Russia state channel uses video game footage to illustrate war in Syria

This video game scene was spliced into a news broadcast.

(CNN)It aired for just a second, but footage purportedly showing a Russian jet attacking a truck in Syria immediately raised suspicions among users of social media Pikabu.

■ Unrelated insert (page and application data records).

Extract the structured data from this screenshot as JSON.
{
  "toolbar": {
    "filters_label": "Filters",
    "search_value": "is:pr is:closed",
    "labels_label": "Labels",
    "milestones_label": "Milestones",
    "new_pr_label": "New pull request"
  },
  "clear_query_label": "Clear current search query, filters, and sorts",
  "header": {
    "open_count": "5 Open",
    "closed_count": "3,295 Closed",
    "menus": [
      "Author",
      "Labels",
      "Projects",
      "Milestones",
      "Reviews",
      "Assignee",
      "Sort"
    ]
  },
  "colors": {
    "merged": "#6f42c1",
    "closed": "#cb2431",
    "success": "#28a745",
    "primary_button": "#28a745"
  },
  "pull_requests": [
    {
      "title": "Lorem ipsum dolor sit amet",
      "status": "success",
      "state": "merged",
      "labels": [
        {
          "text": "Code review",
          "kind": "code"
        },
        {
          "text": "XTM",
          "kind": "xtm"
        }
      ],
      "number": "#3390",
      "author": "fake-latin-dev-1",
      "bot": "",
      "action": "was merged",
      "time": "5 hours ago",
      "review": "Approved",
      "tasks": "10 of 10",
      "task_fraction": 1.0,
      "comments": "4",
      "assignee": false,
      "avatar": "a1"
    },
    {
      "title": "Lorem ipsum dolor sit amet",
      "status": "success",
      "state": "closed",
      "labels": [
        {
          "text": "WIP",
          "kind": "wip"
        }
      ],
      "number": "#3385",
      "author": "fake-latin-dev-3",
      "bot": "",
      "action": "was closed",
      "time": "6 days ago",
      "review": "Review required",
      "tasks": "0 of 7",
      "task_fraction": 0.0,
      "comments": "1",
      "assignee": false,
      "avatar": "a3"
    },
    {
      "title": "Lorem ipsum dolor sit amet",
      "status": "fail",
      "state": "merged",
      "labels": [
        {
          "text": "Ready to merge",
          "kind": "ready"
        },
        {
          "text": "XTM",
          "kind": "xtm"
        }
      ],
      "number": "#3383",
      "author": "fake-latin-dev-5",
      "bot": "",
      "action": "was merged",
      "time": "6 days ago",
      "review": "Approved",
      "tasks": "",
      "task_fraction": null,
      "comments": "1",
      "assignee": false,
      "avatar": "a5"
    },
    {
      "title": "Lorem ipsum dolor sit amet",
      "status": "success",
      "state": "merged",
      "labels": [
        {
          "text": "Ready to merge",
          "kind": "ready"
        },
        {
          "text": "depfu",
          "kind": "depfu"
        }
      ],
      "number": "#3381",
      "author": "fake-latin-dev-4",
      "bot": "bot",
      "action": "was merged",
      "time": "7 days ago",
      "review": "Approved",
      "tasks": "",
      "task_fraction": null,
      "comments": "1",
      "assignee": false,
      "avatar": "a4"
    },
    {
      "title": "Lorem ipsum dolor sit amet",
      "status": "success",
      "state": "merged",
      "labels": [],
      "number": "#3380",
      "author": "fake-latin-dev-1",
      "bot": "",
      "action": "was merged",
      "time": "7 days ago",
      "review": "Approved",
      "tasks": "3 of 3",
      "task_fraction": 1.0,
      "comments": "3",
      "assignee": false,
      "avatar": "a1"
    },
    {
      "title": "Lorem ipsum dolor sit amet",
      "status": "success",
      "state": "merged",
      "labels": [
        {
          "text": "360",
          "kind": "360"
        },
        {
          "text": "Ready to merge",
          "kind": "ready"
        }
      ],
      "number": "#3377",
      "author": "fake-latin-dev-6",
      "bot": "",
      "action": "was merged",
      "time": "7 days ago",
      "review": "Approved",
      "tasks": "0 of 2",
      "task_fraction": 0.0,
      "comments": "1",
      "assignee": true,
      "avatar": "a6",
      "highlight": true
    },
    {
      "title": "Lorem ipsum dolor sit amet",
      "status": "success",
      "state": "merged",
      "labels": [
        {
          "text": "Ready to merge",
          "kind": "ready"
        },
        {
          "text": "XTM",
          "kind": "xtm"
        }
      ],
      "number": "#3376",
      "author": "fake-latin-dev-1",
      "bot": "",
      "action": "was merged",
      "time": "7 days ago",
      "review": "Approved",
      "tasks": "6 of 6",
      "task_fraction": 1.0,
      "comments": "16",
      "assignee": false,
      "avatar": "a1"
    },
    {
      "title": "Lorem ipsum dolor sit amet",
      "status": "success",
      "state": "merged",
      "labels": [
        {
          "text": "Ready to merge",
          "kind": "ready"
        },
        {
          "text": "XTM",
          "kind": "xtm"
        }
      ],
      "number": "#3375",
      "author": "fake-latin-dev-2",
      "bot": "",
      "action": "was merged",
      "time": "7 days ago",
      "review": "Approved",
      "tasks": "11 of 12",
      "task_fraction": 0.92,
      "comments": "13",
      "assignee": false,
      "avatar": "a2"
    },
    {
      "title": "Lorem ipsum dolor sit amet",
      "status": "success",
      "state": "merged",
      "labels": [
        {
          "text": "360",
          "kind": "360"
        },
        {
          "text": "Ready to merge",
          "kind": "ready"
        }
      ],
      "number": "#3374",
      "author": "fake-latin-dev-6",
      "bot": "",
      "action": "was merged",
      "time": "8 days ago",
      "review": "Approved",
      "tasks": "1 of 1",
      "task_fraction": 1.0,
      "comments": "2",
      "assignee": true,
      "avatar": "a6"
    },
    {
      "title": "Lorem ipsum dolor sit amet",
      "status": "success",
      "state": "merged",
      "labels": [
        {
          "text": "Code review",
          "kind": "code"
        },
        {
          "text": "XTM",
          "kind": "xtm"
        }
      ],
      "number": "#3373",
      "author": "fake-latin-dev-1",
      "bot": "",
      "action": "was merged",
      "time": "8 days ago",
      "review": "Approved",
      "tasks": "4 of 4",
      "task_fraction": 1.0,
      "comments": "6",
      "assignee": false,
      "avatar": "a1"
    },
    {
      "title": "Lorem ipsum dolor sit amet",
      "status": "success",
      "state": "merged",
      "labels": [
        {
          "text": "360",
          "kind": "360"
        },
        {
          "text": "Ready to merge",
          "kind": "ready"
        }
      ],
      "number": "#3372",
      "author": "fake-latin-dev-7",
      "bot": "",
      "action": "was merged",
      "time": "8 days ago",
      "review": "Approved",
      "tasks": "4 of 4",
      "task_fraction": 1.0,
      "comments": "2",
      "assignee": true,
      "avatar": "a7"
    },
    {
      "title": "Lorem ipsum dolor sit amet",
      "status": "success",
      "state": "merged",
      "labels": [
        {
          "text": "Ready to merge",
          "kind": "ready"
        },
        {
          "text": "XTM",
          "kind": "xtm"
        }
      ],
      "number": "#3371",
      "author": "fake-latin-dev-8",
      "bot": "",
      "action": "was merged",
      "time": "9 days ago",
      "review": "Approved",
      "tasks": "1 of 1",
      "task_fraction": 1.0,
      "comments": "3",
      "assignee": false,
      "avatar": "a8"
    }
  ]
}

As it turns out, the short clip is actually from a computer game.
The footage was part of the weekly Voskresnoye Vremya program on state-run Channel One TV. Sunday's edition was a tribute to Russia's armed forces in occasion of Defender of the Fatherland Day, and an entire section was dedicated to Alexander Prokhorenko, a Russian pilot who was posthumously awarded the title of Hero of the Russian Federation.
    Prokhorenko was battling to free the ancient Syrian city of Palmyra, but he found himself surrounded by Islamic militants, so he called in an airstrike on his own position.
      As the video package moves swiftly to show how Su-25s operate in Syria using archive footage, a gun-sight clip that visually appears to be from a video game is edited in.
      A Pikabu user posted a still image of the short footage with the simple comment "Arma 3 on Channel One." Arma 3 is a tactical shooter video game released in 2013. Its developers, Bohemia Interactive, claims it offers "true combat game play in a massive military sandbox." 
      Later, Channel One acknowledged the mistake in a statement to radio station Govorit Moskva, claiming the editor wrongly used a clip from a previous story on computer games:
      "The use of this shot was a mistake made by the editor who took it from the archive. Earlier this frame was used in a package about computer games," the statement reads.
      Users on Pikabu -- which some call the Russian equivalent of Reddit -- started debating about the spectacular blunder and whether it was intentional.
      DildaN3 wrote: "This shot wasn't needed there at all, it appears only for a fraction of a second, it doesn't have any meaning. Why did they add it in? Maybe it is a hidden message from the employees of Channel One? Like: 'They are making us do this, help!'?"
        Another user pointed out that it's not the first time it happened.
        Last November, the Russian Defense Ministry claimed the US is supporting the Islamic State, using a number of aerial images to support its stance. The pictures turned out to be from a 2015 promotional video for a gunship simulator video game.